The monitoring ran longer than expected. Warshaw’s entry into Detroit was prompted by the resignation of Sheryl Robinson Woods, who resigned from her position of monitor after the FBI discovered text messages that pointed to a personal relationship and inappropriate meetings between her and former Detroit Mayor Kwame Kilpatrick.

Warshaw came on board at a rate of $1.1 million a year.

Warshaw, reportedly, was also quietly hired by the government of Puerto Rico to assist in mitigating political damage and possible intervention of the U.S. Department of Justice on the colonial government of Puerto Rico, as a result of complaints filed by the Puerto Rico chapter of the American Civil Liberties Union. The superintendent of the Puerto Rican police subsequently ordered the police not to use the choke hold.

Warshaw is also monitoring Oakland’s long-running fight with the federal courts over its police department, arising out of an early 2000’s lawsuit filed by several Oakland residents, who alleged that they had been victims of false arrests, illegal beatings, falsified testimony, and withheld, manufactured, or altered evidence. In the course of his work, Warshaw found himself being investigated by the city for allegedly sexually harassing the city’s administrator.

Warshaw was expected to issue a scathing report on the Oakland Police force. The report, it was feared, might prompt U.S. District Judge Thelton Henderson, who had sent Warshaw to Oakland in the first place, to put the Oakland Police Department into receivership.

On October 2nd, Warshaw released his expected critical report on the Oakland Police Department’s noncompliance and the lack of managerial skill and political will to bring the force into compliance.

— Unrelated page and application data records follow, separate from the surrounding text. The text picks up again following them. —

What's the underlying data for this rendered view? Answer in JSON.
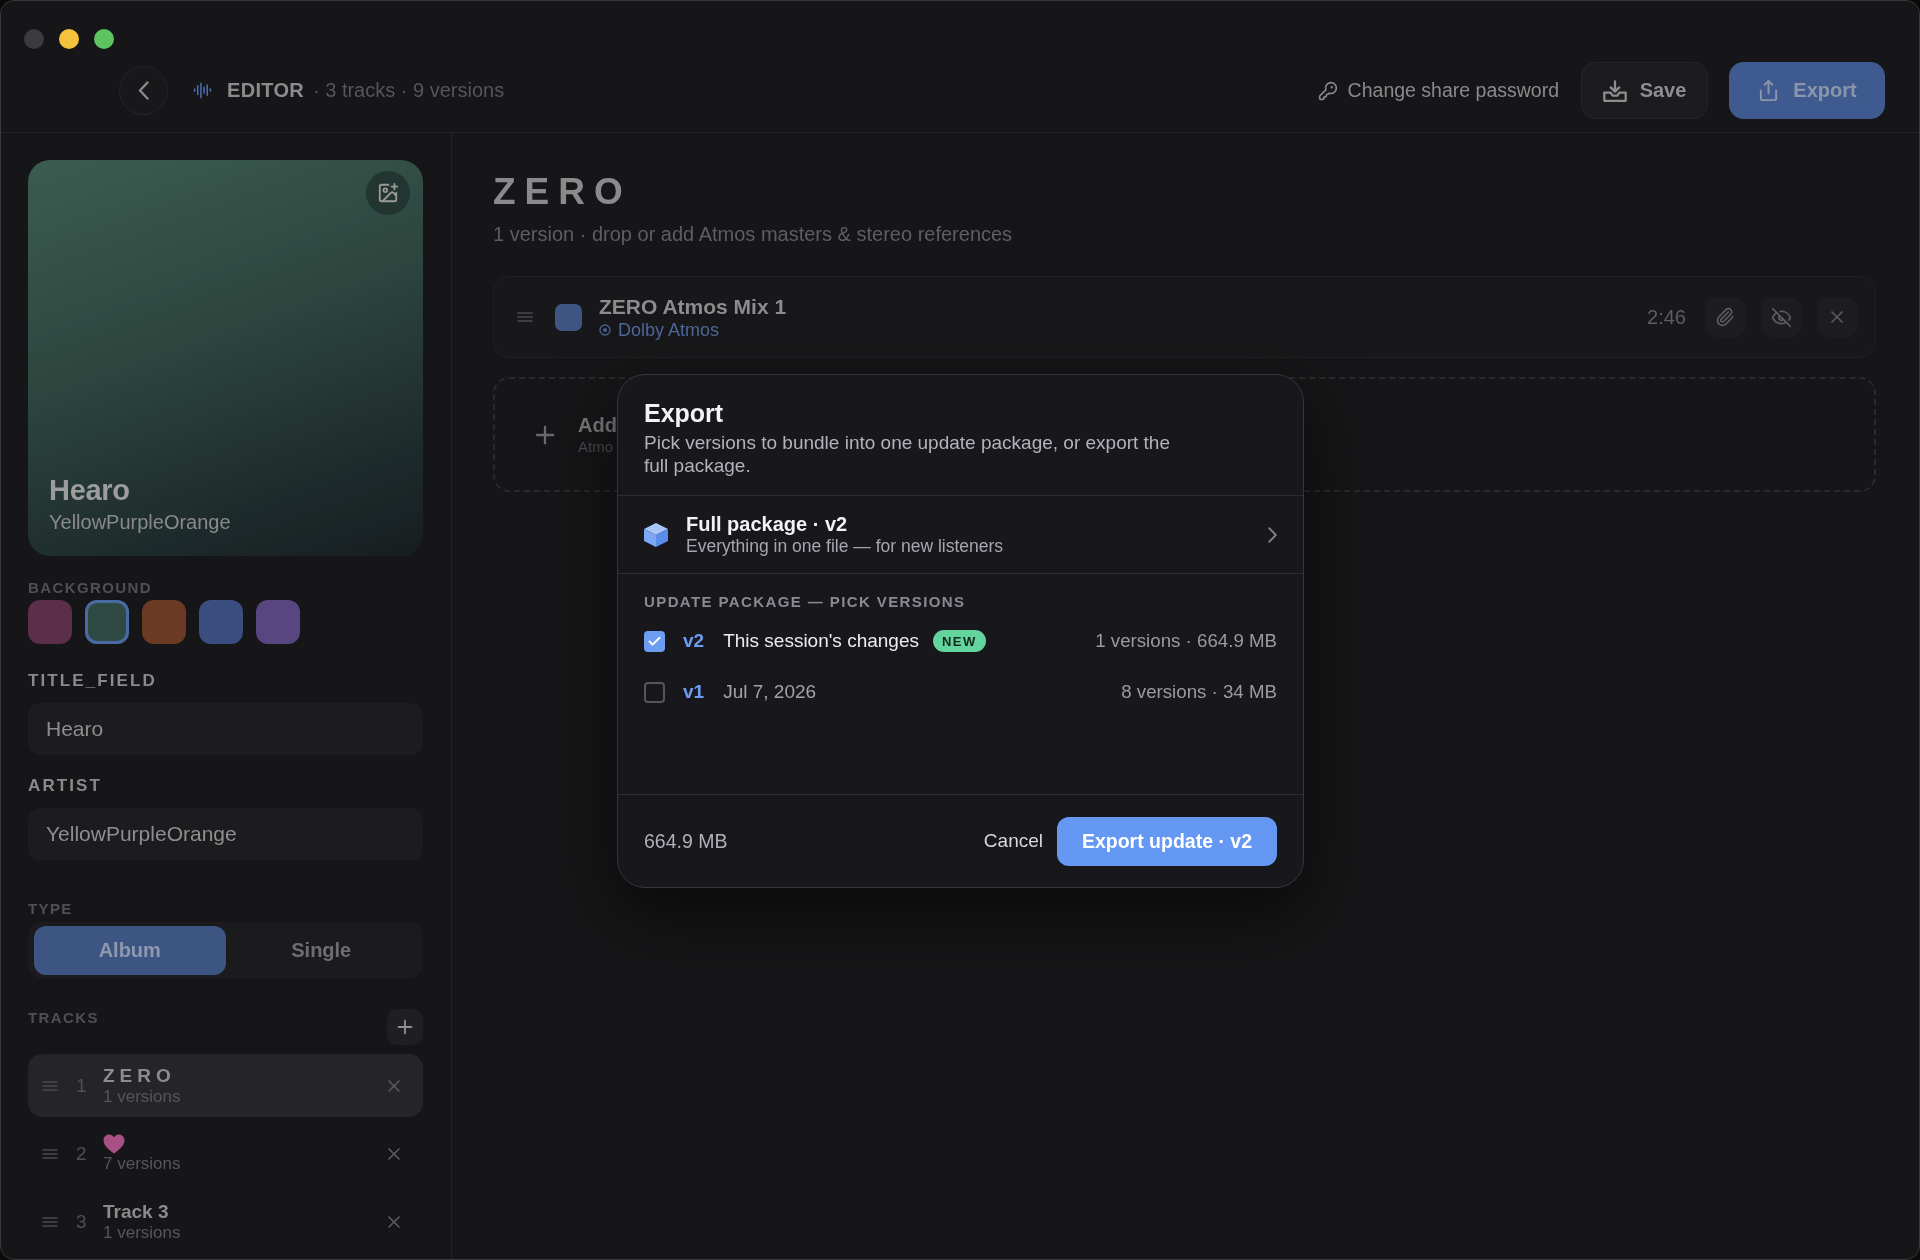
{
  "toolbar": {
    "title": "EDITOR",
    "summary": "· 3 tracks · 9 versions",
    "share_password": "Change share password",
    "save": "Save",
    "export": "Export"
  },
  "cover": {
    "title": "Hearo",
    "artist": "YellowPurpleOrange"
  },
  "background": {
    "label": "BACKGROUND",
    "swatches": [
      {
        "color": "#5b2e49",
        "selected": false
      },
      {
        "color": "#2e4a42",
        "selected": true
      },
      {
        "color": "#6a3a24",
        "selected": false
      },
      {
        "color": "#3a4e80",
        "selected": false
      },
      {
        "color": "#574680",
        "selected": false
      }
    ]
  },
  "fields": [
    {
      "label": "TITLE_FIELD",
      "value": "Hearo"
    },
    {
      "label": "ARTIST",
      "value": "YellowPurpleOrange"
    }
  ],
  "type": {
    "label": "TYPE",
    "options": [
      {
        "label": "Album",
        "selected": true
      },
      {
        "label": "Single",
        "selected": false
      }
    ]
  },
  "tracks": {
    "label": "TRACKS",
    "items": [
      {
        "number": "1",
        "kind": "spaced",
        "title": "ZERO",
        "versions": "1 versions",
        "selected": true
      },
      {
        "number": "2",
        "kind": "emoji",
        "versions": "7 versions",
        "selected": false
      },
      {
        "number": "3",
        "kind": "plain",
        "title": "Track 3",
        "versions": "1 versions",
        "selected": false
      }
    ]
  },
  "main": {
    "title": "ZERO",
    "subtitle": "1 version · drop or add Atmos masters & stereo references",
    "versions": [
      {
        "name": "ZERO Atmos Mix 1",
        "format": "Dolby Atmos",
        "duration": "2:46",
        "color": "#3e5583"
      }
    ],
    "add": {
      "title": "Add",
      "subtitle": "Atmo"
    }
  },
  "export_dialog": {
    "title": "Export",
    "description": "Pick versions to bundle into one update package, or export the full package.",
    "full_package": {
      "title": "Full package · v2",
      "subtitle": "Everything in one file — for new listeners"
    },
    "section_label": "UPDATE PACKAGE — PICK VERSIONS",
    "versions": [
      {
        "tag": "v2",
        "label": "This session's changes",
        "badge": "NEW",
        "details": "1 versions · 664.9 MB",
        "checked": true
      },
      {
        "tag": "v1",
        "label": "Jul 7, 2026",
        "details": "8 versions · 34 MB",
        "checked": false
      }
    ],
    "total": "664.9 MB",
    "cancel": "Cancel",
    "confirm": "Export update · v2"
  }
}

In November, Oakland City Administrator, Deanna Santana, declared that Warshaw tried to “assume a “Shadow City Administrator” role, rather than a “Shadow (police) Chief” role.”, and that Warshaw “created an environment in which my role as City Administrator has been impaired.”

City attorneys also filed a motion disclosing that an investigation was underway into allegations against Warshaw. It seems that City Administrator Santana, a married mother of two, complained that Warshaw repeatedly proposed that Santana meet him at private locations, made personal remarks that she took as inappropriate and, in one case, she said, Warshaw took her hand and told her she looked “stunning.”

Warshaw also allegedly used abusive language when talking to Santana about Police Chief Howard Jordan.

An independent investigator was brought in by the city to investigate Warshaw. Judge Henderson sealed the details of the investigation and refused the city's request "to bar all communications" with Warshaw.

In December, the Oakland Police Department was given one last chance to reform. If it fails, it will become the first in the nation to be handed over to the federal government.

Warshaw has characterized the Oakland Police Department as “one of stubborn resistance to compliance with an Agreement made long ago: an Agreement that simply enumerates concepts common in police agencies across the country.”

According to court documents, on top of other work he does to monitor the Oakland Police, Warshaw’s average monthly site visits cost the city $10,000 per visit.



Niagara Falls Reporter - Publisher Frank Parlato Jr. www.niagarafallsreporter.com

Jan 29 , 2013